__What to work on__
From the first entry to the last, repeat the listing exactly.

* * * * *

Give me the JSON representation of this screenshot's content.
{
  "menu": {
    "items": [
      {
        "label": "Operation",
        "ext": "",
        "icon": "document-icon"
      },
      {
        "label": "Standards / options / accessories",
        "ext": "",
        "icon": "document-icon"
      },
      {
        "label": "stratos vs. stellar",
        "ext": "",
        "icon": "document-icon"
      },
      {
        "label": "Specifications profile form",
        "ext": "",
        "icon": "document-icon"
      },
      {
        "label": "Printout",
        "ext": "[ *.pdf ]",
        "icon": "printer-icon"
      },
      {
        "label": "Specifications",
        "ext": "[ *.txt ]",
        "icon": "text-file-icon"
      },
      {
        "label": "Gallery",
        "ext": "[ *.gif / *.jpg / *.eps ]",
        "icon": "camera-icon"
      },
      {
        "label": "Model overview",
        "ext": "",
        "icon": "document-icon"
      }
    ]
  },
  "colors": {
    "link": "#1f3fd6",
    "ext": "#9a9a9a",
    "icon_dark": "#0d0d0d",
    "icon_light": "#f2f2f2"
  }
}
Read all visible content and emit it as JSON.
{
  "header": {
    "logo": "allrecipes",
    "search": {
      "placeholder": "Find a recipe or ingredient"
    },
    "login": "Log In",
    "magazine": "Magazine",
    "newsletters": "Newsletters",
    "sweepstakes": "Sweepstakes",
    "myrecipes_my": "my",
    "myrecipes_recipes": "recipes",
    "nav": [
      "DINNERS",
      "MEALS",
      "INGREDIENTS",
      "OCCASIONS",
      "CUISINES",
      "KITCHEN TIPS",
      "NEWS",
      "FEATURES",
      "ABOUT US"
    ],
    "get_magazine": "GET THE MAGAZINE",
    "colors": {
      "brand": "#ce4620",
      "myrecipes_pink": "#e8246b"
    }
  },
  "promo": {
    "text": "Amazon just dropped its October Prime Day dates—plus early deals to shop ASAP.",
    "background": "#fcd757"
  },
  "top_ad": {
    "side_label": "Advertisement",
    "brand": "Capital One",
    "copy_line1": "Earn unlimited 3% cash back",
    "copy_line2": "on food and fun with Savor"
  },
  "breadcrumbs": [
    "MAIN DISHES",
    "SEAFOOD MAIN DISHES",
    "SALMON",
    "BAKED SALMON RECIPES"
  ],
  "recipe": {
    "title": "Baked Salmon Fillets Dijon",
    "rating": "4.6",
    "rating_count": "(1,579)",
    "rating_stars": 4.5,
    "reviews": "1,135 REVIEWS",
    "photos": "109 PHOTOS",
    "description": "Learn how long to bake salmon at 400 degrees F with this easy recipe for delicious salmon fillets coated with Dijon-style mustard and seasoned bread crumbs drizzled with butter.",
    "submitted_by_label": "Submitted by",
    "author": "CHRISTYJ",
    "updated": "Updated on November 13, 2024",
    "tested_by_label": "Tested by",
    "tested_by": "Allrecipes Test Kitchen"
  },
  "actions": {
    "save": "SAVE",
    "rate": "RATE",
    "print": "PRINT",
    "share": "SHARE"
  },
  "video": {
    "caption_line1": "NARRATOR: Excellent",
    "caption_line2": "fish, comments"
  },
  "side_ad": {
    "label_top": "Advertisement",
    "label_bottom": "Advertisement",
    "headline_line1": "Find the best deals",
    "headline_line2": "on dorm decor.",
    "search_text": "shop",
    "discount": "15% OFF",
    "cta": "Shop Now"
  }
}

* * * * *

__Problem solution__
Give me the JSON representation of this screenshot's content.
{
  "menu": {
    "items": [
      {
        "label": "Operation",
        "ext": "",
        "icon": "document-icon"
      },
      {
        "label": "Standards / options / accessories",
        "ext": "",
        "icon": "document-icon"
      },
      {
        "label": "stratos vs. stellar",
        "ext": "",
        "icon": "document-icon"
      },
      {
        "label": "Specifications profile form",
        "ext": "",
        "icon": "document-icon"
      },
      {
        "label": "Printout",
        "ext": "[ *.pdf ]",
        "icon": "printer-icon"
      },
      {
        "label": "Specifications",
        "ext": "[ *.txt ]",
        "icon": "text-file-icon"
      },
      {
        "label": "Gallery",
        "ext": "[ *.gif / *.jpg / *.eps ]",
        "icon": "camera-icon"
      },
      {
        "label": "Model overview",
        "ext": "",
        "icon": "document-icon"
      }
    ]
  },
  "colors": {
    "link": "#1f3fd6",
    "ext": "#9a9a9a",
    "icon_dark": "#0d0d0d",
    "icon_light": "#f2f2f2"
  }
}
Read all visible content and emit it as JSON.
{
  "header": {
    "logo": "allrecipes",
    "search": {
      "placeholder": "Find a recipe or ingredient"
    },
    "login": "Log In",
    "magazine": "Magazine",
    "newsletters": "Newsletters",
    "sweepstakes": "Sweepstakes",
    "myrecipes_my": "my",
    "myrecipes_recipes": "recipes",
    "nav": [
      "DINNERS",
      "MEALS",
      "INGREDIENTS",
      "OCCASIONS",
      "CUISINES",
      "KITCHEN TIPS",
      "NEWS",
      "FEATURES",
      "ABOUT US"
    ],
    "get_magazine": "GET THE MAGAZINE",
    "colors": {
      "brand": "#ce4620",
      "myrecipes_pink": "#e8246b"
    }
  },
  "promo": {
    "text": "Amazon just dropped its October Prime Day dates—plus early deals to shop ASAP.",
    "background": "#fcd757"
  },
  "top_ad": {
    "side_label": "Advertisement",
    "brand": "Capital One",
    "copy_line1": "Earn unlimited 3% cash back",
    "copy_line2": "on food and fun with Savor"
  },
  "breadcrumbs": [
    "MAIN DISHES",
    "SEAFOOD MAIN DISHES",
    "SALMON",
    "BAKED SALMON RECIPES"
  ],
  "recipe": {
    "title": "Baked Salmon Fillets Dijon",
    "rating": "4.6",
    "rating_count": "(1,579)",
    "rating_stars": 4.5,
    "reviews": "1,135 REVIEWS",
    "photos": "109 PHOTOS",
    "description": "Learn how long to bake salmon at 400 degrees F with this easy recipe for delicious salmon fillets coated with Dijon-style mustard and seasoned bread crumbs drizzled with butter.",
    "submitted_by_label": "Submitted by",
    "author": "CHRISTYJ",
    "updated": "Updated on November 13, 2024",
    "tested_by_label": "Tested by",
    "tested_by": "Allrecipes Test Kitchen"
  },
  "actions": {
    "save": "SAVE",
    "rate": "RATE",
    "print": "PRINT",
    "share": "SHARE"
  },
  "video": {
    "caption_line1": "NARRATOR: Excellent",
    "caption_line2": "fish, comments"
  },
  "side_ad": {
    "label_top": "Advertisement",
    "label_bottom": "Advertisement",
    "headline_line1": "Find the best deals",
    "headline_line2": "on dorm decor.",
    "search_text": "shop",
    "discount": "15% OFF",
    "cta": "Shop Now"
  }
}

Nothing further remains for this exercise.